Fitness Fundraising for Honey Bees!
When I decided to become a Beachbody Coach I made a commitment to donate any of my profits and commissions towards saving honey bees and sponsoring beekeepers. I’m so excited to have raised enough funds through development of my “Fitness Fundraising” to help support a local area beekeeper – Tyson. Anyone who has participated in my fitness challenge groups and purchased Beachbody products through me in return has enabled Tyson to keep doing more of the important work with honey bees in the Washington, D. C. area. Tyson thanks you, I thank you and most importantly the honey bees thank you! Without them we wouldn’t be able to enjoy all the healthy, fresh fruits and vegetable to keep our bodies in shape and feeling great. Enjoy this story about his efforts and we’ll keep you posted throughout year about his progress.
Tyson’s Honey Bees
I’ve always been fascinated with honey bees and bee keeping. When I moved to the Washington, D.C. metro area I found the DC Beekeepers club I knew I had to join it. It wasn’t long before I was enrolled in one of their eight-week courses on beginning beekeeping. Although anyone can learn to keep bees few people realize the labor required not just to produce a honey crop but simply to keep you bees alive from one year to the next.
As I continued in my course I learned from expert Virginia beekeepers. We covered everything from where to purchase our first bees, what kind of home to get them, where to set them up. We also learned that we would most definitely get stung, that we most likely would not harvest honey for over a year and that our first set of bees would most likely die.
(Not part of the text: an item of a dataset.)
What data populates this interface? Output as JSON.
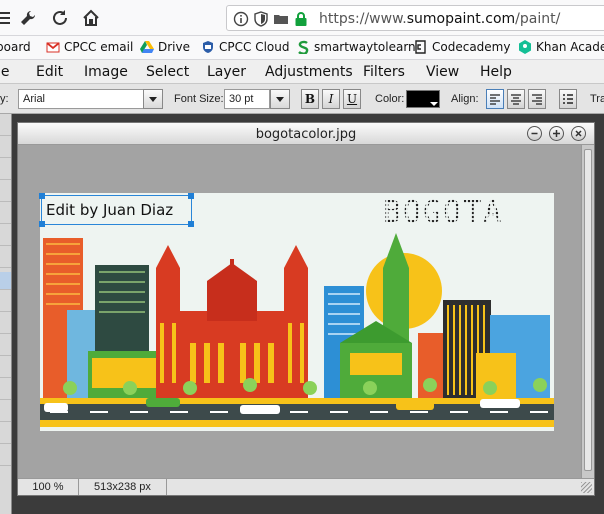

This may sound daunting to some but to me it was exciting. It was a great challenge, a wonderful opportunity to participate in nature and be an urban farmer.
I ended up setting up two colonies in April 2015. It was fascinating to see them take and empty box and transform it with precision made honeycomb, fill it with baby bees, pollen and of course, honey. Each colony started out with one box but by August each colony had almost filled up five boxes each stacking up to about chest height.
It was an exciting and stressful spring and summer as I toiled over my bees however I was about to face some of by greatest challenges. Come August there was very little for the bees to eat. It stopped raining, the flowers stopped blooming. Everything they had stored up then became their primary source of sustenance. Before I know it most of the honey and pollen they had saved was gone. This was not good because the bees only had a few months until there would be no food at all for them to forage on. I started feeding them sugar water to supplement their natural food. As we entered into fall the bees reduced their population to prepare for winter. Bees do not hibernate. They remain active, eating their stores and use their body heat to stay alive and cluster until the spring. My bees were reducing their numbers so there would be more honey go during the winter.
As this happened I learned my last beekeeping lesson of the year. Bees face a myriad of diseases and parasites. An epidemic of varroa mites has taken most of the world by storm. These mites are something like a tick that feeds on bees. As my bee population declined the by bees to mite ratio peaked. My 10 boxes of bees dwindled and by mid-November all of the bees died. This sad occurrence is a common theme amongst new beekeepers. Although saddened at my loss I’ve learned so much about these wonderful insects. Next year I will be more prepared to help them overcome some of their aforementioned challenges.
I’m excited to continue learning more and helping these wonderful creatures as they help keep our planet beautiful and fruitful. Although I have lost my first set of bees all of their work is not in vain. It takes a lot of energy to create wax. Next year’s bees will be able to inhabit a home that has already been created. They will come and make it their own, immediately start laying their brood, filling the combs with their own honey and pollen. Next year’s bees will have a head start, a more experienced beekeeper and a better chance at surviving and hopefully reproduce many other generations of bees.
If you’d like to donate towards sponsoring a honeybee colony, click here. Thanks for reading!